28 August 2017

On 16 August 2017, the icebreaking LNG tanker Christophe de Margerie successfully completed her first commercial voyage, transporting liquefied natural gas (LNG) through the Northern Sea Route (NSR) from Norway to South Korea. During this voyage, the vessel set a new time record for an NSR transit of 6 and a half days. The total time of the voyage from Hammerfest in Norway to the port of Boryeong in South Korea was 19 days, about 30% faster than the regular southern route through the Suez Canal.

Christophe de Margerie—owned and operated by Russia’s Sovcomflot (SCF Group)—has also become the world’s first merchant vessel to travel the full length of the NSR without an icebreaker escort.

The record-setting voyage of the LNG carrier covered 2,193 nautical miles (4,060 km) from Cape Zhelaniya of the Novaya Zemlya archipelago to Cape Dezhnev at Chukotka, Russia’s easternmost continental point. In some areas during the passage, the ship had to sail through ice fields 1.2 meters thick. The average speed of the ship exceeded 14 knots.

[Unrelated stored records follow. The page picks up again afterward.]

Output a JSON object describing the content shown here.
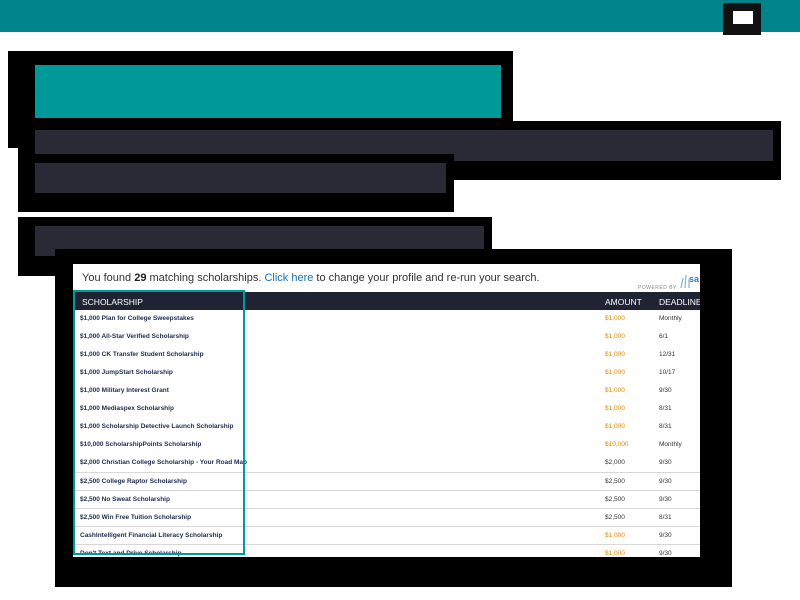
{
  "colors": {
    "brand": "#00838a",
    "accent": "#00999a",
    "dark": "#2a2a37",
    "link": "#1a6fb5",
    "amount": "#d98a00"
  },
  "header": {
    "menu_icon": "hamburger-menu-icon"
  },
  "screenshot": {
    "found_prefix": "You found ",
    "found_count": "29",
    "found_middle": " matching scholarships. ",
    "change_link": "Click here",
    "found_suffix": " to change your profile and re-run your search.",
    "powered_by": "POWERED BY",
    "logo_text": "sa",
    "columns": {
      "name": "SCHOLARSHIP",
      "amount": "AMOUNT",
      "deadline": "DEADLINE"
    },
    "rows": [
      {
        "name": "$1,000 Plan for College Sweepstakes",
        "amount": "$1,000",
        "deadline": "Monthly"
      },
      {
        "name": "$1,000 All-Star Verified Scholarship",
        "amount": "$1,000",
        "deadline": "6/1"
      },
      {
        "name": "$1,000 CK Transfer Student Scholarship",
        "amount": "$1,000",
        "deadline": "12/31"
      },
      {
        "name": "$1,000 JumpStart Scholarship",
        "amount": "$1,000",
        "deadline": "10/17"
      },
      {
        "name": "$1,000 Military Interest Grant",
        "amount": "$1,000",
        "deadline": "9/30"
      },
      {
        "name": "$1,000 Mediaspex Scholarship",
        "amount": "$1,000",
        "deadline": "8/31"
      },
      {
        "name": "$1,000 Scholarship Detective Launch Scholarship",
        "amount": "$1,000",
        "deadline": "8/31"
      },
      {
        "name": "$10,000 ScholarshipPoints Scholarship",
        "amount": "$10,000",
        "deadline": "Monthly"
      },
      {
        "name": "$2,000 Christian College Scholarship - Your Road Map",
        "amount": "$2,000",
        "deadline": "9/30"
      },
      {
        "name": "$2,500 College Raptor Scholarship",
        "amount": "$2,500",
        "deadline": "9/30"
      },
      {
        "name": "$2,500 No Sweat Scholarship",
        "amount": "$2,500",
        "deadline": "9/30"
      },
      {
        "name": "$2,500 Win Free Tuition Scholarship",
        "amount": "$2,500",
        "deadline": "8/31"
      },
      {
        "name": "CashIntelligent Financial Literacy Scholarship",
        "amount": "$1,000",
        "deadline": "9/30"
      },
      {
        "name": "Don't Text and Drive Scholarship",
        "amount": "$1,000",
        "deadline": "9/30"
      }
    ]
  }
}
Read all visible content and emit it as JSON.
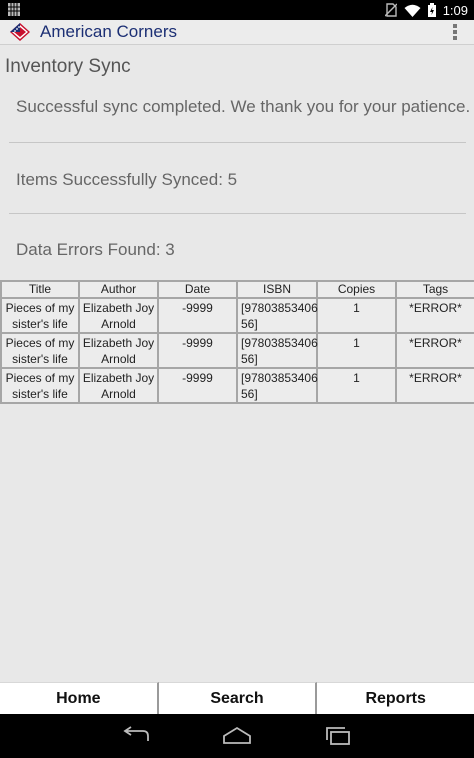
{
  "status_bar": {
    "time": "1:09"
  },
  "action_bar": {
    "title": "American Corners"
  },
  "page": {
    "heading": "Inventory Sync",
    "success_message": "Successful sync completed. We thank you for your patience.",
    "items_synced": "Items Successfully Synced: 5",
    "data_errors": "Data Errors Found: 3"
  },
  "table": {
    "headers": [
      "Title",
      "Author",
      "Date",
      "ISBN",
      "Copies",
      "Tags"
    ],
    "rows": [
      {
        "title": "Pieces of my sister's life",
        "author": "Elizabeth Joy Arnold",
        "date": "-9999",
        "isbn": "[97803853406 56]",
        "copies": "1",
        "tags": "*ERROR*"
      },
      {
        "title": "Pieces of my sister's life",
        "author": "Elizabeth Joy Arnold",
        "date": "-9999",
        "isbn": "[97803853406 56]",
        "copies": "1",
        "tags": "*ERROR*"
      },
      {
        "title": "Pieces of my sister's life",
        "author": "Elizabeth Joy Arnold",
        "date": "-9999",
        "isbn": "[97803853406 56]",
        "copies": "1",
        "tags": "*ERROR*"
      }
    ]
  },
  "bottom_nav": {
    "home": "Home",
    "search": "Search",
    "reports": "Reports"
  },
  "colors": {
    "title_blue": "#1c2f74",
    "error_red": "#e23b3b"
  }
}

Christophe de Margerie is the first of a series of 15 icebreaking LNG tankers ordered by the SCF Group to take advantage of the diminishing Arctic sea ice cover and deliver gas from a new facility on the Yamal Peninsula in Northern Russia, the biggest Arctic LNG project. The vessels are built in South Korea by the Daewoo Shipbuilding & Marine Engineering (DSME).

The LNG tanker has an overall length of 299 m, a width of 50 m, and a deadweight of 80,200 tonnes, according to ship-technology.com. The vessel is capable of carrying 172,600 m3 of cargo.

The ship is powered by a diesel-electric propulsion system utilizing four 12-cylinder and two nine-cylinder Wärtsilä 50DF four-stroke diesel engines, with a combined power output of 64.35 MW. The nine-cylinder 50DF engine has a rated power of 8,550 kW, while the 12-cylinder variant is rated at 11,400 kW. The Wärtsilä 50DF engines can run on light or heavy fuel oils, as well as on LNG.

Three Azipod propulsion units, which can rotate through 360°, are installed to power the vessel in arctic conditions. Each Azipod unit, rated at 15 MW, is coupled to a rudder propeller.

The Christophe de Margerie-class LNG carriers can sail at a speed of 19.5 knots in open seas and at 5 knots in 1.5 m-thick ice. The vessels are capable of navigating independently through 2.1 m thick ice and 15 m high waves, as well as turning 180° using the Azipod propulsion units. They can withstand temperatures of -50°C when operating in the Arctic.

The LNG carrier has been named after Christophe de Margerie, the former CEO of Total, who played a key role in developing the investment decisions behind, and a technological basis for the Yamal LNG project.

In 2013, the busiest year of the Northern Sea Route, there were only 15 international crossings, but cargo along this route will grow tenfold by 2020, according to Russian predictions. The increased shipping poses significant risks to the Arctic natural environment. The International Maritime Organization (IMO) has recently agreed to start working on the development of measures to reduce risks from the use of heavy fuel oil (HFO) fuel by ships in Arctic waters. A possible outcome from this work could be a total ban on the use of HFO fuels by ships in the Arctic waters. The use and carriage of heavy fuel oil is banned in Antarctic waters under the IMO MARPOL convention.

Source: Sovcomflot